Problem to work on
Within the records below, find each line that holds the string "this", then copy it.

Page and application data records
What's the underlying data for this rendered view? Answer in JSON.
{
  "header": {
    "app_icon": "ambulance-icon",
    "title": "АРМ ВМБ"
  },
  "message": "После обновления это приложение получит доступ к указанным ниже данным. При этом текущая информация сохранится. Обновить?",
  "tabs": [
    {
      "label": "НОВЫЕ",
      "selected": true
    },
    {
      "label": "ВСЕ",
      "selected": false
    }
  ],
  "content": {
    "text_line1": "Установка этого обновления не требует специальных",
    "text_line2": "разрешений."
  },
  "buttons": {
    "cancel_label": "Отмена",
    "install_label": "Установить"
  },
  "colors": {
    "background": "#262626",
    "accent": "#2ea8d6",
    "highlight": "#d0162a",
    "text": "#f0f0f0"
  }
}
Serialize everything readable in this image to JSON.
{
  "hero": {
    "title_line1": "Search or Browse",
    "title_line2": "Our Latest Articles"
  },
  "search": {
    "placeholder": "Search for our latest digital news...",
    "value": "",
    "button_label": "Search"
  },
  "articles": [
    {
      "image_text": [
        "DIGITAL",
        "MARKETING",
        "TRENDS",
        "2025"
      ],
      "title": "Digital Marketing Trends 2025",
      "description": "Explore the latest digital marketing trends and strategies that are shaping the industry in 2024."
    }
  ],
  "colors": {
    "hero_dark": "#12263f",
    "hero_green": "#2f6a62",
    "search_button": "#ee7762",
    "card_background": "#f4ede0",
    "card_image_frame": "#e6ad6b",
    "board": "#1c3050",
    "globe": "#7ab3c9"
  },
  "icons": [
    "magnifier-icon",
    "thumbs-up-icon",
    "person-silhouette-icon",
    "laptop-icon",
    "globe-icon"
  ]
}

Exercise result
What's the underlying data for this rendered view? Answer in JSON.
Serialize everything readable in this image to JSON.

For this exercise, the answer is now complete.